Voting with Their Feet or Activism? Institutional Investors’ Impact on CEO Turnover
Journal of Corporate Finance, Forthcoming
44 Pages Posted: 21 Dec 2009 Last revised: 12 Oct 2011
Date Written: October 12, 2011
We examine the relation between institutional investors and management discipline over the last several decades to better understand how CEO turnover has increased. Using a sample of forced and voluntary turnovers, we investigate the changing roles of activism and exit among institutional investors between 1982-1994 and 1995-2006. We find evidence of activist investors throughout the sample period and their impact is consistently significant in multivariate analysis. In contrast, voting with their feet has declined to the point where it no longer affects turnover outcomes. Nonetheless, activism is fairly uncommon and does not explain the higher turnover observed over time. Block holdings of known activists have increased and are linked to improving target firms. However, other blocks merely reflect the increasing size of institutional money managers.

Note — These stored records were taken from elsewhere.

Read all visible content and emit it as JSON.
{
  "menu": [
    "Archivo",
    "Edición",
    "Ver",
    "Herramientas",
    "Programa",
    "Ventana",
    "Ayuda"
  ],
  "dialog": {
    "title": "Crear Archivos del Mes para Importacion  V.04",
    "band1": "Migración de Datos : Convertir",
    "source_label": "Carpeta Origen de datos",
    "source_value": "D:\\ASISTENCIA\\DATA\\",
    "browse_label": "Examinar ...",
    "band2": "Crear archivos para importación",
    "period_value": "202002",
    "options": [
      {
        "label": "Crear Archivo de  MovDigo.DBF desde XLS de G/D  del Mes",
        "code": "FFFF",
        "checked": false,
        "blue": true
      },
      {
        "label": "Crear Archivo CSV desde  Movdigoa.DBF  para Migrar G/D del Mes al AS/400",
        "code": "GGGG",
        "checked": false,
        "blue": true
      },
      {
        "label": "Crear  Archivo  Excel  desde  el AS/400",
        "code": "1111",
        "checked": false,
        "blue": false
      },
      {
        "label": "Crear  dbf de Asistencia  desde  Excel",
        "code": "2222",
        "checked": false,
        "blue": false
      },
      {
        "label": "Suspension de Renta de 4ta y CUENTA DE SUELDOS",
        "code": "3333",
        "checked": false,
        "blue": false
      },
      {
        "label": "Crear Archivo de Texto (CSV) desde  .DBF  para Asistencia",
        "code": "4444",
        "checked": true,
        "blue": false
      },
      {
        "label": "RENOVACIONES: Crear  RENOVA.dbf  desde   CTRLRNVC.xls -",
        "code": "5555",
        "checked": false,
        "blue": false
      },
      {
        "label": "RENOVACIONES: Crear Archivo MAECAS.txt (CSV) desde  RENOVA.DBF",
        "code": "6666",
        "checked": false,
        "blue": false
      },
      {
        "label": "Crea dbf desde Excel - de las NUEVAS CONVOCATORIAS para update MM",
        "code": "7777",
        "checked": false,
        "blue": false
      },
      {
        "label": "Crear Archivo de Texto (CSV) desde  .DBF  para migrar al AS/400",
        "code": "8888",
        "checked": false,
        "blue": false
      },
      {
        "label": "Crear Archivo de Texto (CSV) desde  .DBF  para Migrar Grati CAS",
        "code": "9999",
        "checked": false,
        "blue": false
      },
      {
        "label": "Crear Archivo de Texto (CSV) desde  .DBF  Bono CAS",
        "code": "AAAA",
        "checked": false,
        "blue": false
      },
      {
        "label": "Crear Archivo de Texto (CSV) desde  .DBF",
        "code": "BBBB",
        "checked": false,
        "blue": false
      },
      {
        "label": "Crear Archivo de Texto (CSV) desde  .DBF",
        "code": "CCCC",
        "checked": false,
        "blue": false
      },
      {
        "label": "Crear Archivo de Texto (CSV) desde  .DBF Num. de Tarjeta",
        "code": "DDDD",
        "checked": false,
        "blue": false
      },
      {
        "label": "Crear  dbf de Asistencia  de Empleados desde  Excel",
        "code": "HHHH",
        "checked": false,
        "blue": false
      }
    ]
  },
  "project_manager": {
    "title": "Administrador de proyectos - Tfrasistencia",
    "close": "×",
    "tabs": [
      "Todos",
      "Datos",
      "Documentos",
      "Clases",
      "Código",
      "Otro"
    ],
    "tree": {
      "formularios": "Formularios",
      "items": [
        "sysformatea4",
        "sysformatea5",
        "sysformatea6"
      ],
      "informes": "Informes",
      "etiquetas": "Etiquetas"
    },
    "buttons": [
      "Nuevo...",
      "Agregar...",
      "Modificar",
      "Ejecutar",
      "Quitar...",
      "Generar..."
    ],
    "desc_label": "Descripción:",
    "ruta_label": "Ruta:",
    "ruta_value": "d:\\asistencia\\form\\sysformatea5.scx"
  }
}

Going forward, the increasing size of institutional investors seems likely to inhibit voting with their feet while activism remains an important vehicle for change.
Keywords: Forced CEO turnover, Institutional investors, Voting with their feet, Exit, Governance
JEL Classification: G34, G32, G20, G23, G11
Suggested Citation: Suggested Citation